A lesson to be learned from the dispute over the state Republican Party presidential primary is that if South Carolina is to be in charge of this exercise, then duties and responsibilities for state and local election officials and for the political parties need to be spelled out in law.
The legislature failed to do that for 2012 and relied on two weakly worded budget provisos to provide some funding. The provisos give the state Election Commission permission to use money from two accounts to help pay for the 2012 presidential preference primary. No specific dollar amounts are mentioned; no specific costs to be borne listed; no methods for reducing those costs laid out; no responsibilities for the parties cited.
In 2007, the state passed a law allowing the use of taxpayer money for the Republican and Democratic presidential primaries in 2008. That law specifically cites, the 2008 election cycle. Counties say they had to cover nearly $1 million in unreimbursed expenses.
At Monday's hearing before the state Supreme Court in a lawsuit brought by Beaufort and three other counties, Justice Don Beatty rightly expressed skepticism that the budget provisos amended the existing law.
"That bridge is a little too thin for me to cross on," Beatty said.
The counties lost ground on their position that the primaries are a private affair. Chief Justice Jean Toal reminded all of the state's history of blocking public access to elections.
"The notion that access can be denied because of some breakdown in the system -- including that counties don't want to pay for it -- that strikes me as completely contrary to what's been said in the decisions of the '40s regarding voter access," Toal said.
Toal said primaries require cooperation between counties and the election commission and it was unrealistic to expect the state and the Republican Party to hold the Jan. 21 primary without the help of the counties.
This argument is about money and lawmakers' failing to do their job. (Gov. Nikki Haley vetoed the budget provisos, but lawmakers overturned her veto.)

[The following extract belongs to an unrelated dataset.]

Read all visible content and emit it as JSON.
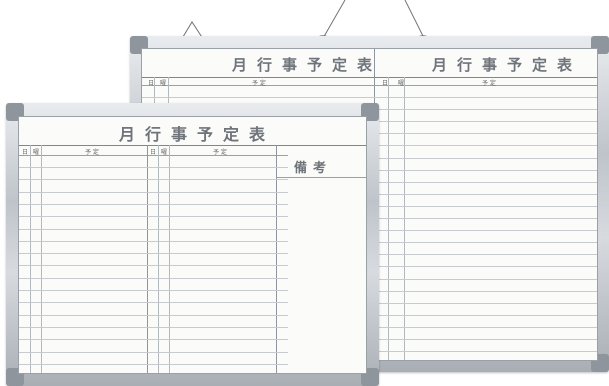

They failed to provide unambiguous authority for state and local officials to conduct the primary; they failed to assess the costs and provide funding for it; they failed to lay out the party's responsibilities in paying for it.

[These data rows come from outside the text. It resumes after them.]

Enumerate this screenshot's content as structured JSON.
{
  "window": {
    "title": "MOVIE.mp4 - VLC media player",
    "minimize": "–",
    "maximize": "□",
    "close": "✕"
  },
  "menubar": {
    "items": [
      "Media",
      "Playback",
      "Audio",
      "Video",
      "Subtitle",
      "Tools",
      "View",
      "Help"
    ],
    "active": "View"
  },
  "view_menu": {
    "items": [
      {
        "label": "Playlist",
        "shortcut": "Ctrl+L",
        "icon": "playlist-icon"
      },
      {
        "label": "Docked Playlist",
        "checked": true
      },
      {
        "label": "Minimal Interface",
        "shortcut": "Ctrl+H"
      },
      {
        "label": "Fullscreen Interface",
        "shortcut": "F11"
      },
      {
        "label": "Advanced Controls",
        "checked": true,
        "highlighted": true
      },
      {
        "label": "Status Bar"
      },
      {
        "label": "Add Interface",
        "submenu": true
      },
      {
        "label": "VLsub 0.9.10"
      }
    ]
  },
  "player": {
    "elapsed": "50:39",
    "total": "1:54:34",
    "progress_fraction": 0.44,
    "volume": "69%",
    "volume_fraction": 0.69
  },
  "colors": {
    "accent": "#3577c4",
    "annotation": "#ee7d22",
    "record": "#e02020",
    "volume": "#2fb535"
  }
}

The counties were left with a promise from the party and state election officials to pay "reasonable" expenses, but no clear guidance on what those two entities would deem "reasonable."

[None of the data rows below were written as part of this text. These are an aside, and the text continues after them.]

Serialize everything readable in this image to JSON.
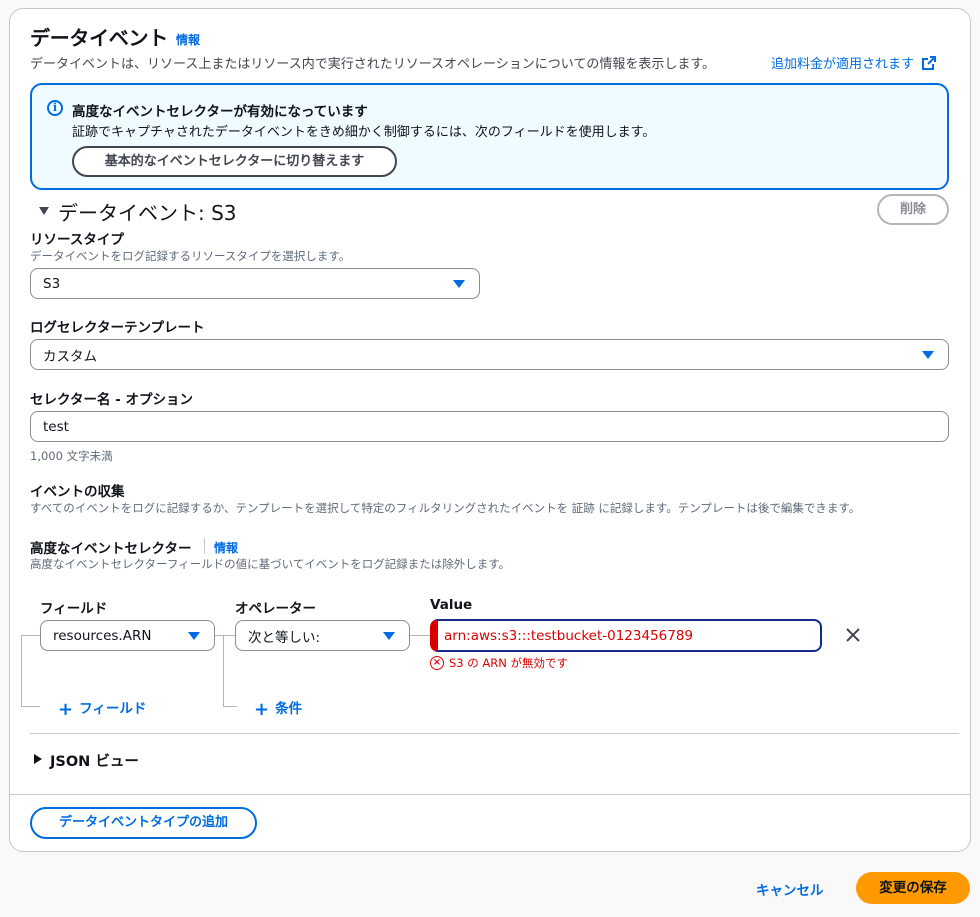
{
  "header": {
    "title": "データイベント",
    "info_link": "情報",
    "description": "データイベントは、リソース上またはリソース内で実行されたリソースオペレーションについての情報を表示します。",
    "pricing_link": "追加料金が適用されます"
  },
  "alert": {
    "title": "高度なイベントセレクターが有効になっています",
    "text": "証跡でキャプチャされたデータイベントをきめ細かく制御するには、次のフィールドを使用します。",
    "switch_button": "基本的なイベントセレクターに切り替えます"
  },
  "data_event": {
    "section_title": "データイベント: S3",
    "delete_button": "削除",
    "resource_type": {
      "label": "リソースタイプ",
      "description": "データイベントをログ記録するリソースタイプを選択します。",
      "value": "S3"
    },
    "log_selector_template": {
      "label": "ログセレクターテンプレート",
      "value": "カスタム"
    },
    "selector_name": {
      "label": "セレクター名 - オプション",
      "value": "test",
      "hint": "1,000 文字未満"
    },
    "event_collection": {
      "label": "イベントの収集",
      "description": "すべてのイベントをログに記録するか、テンプレートを選択して特定のフィルタリングされたイベントを 証跡 に記録します。テンプレートは後で編集できます。"
    },
    "advanced_selectors": {
      "label": "高度なイベントセレクター",
      "info_link": "情報",
      "description": "高度なイベントセレクターフィールドの値に基づいてイベントをログ記録または除外します。",
      "columns": {
        "field": "フィールド",
        "operator": "オペレーター",
        "value": "Value"
      },
      "row": {
        "field": "resources.ARN",
        "operator": "次と等しい:",
        "value": "arn:aws:s3:::testbucket-0123456789",
        "error": "S3 の ARN が無効です"
      },
      "add_field": "フィールド",
      "add_condition": "条件"
    },
    "json_view": "JSON ビュー"
  },
  "add_type_button": "データイベントタイプの追加",
  "footer": {
    "cancel": "キャンセル",
    "save": "変更の保存"
  },
  "colors": {
    "accent": "#006ce0",
    "error": "#db0000",
    "primary_button": "#ff9900"
  }
}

Lawmakers could and should do better, no matter how the Supreme Court rules in this particular legal challenge, or they should leave presidential primaries to the parties as they did in years past.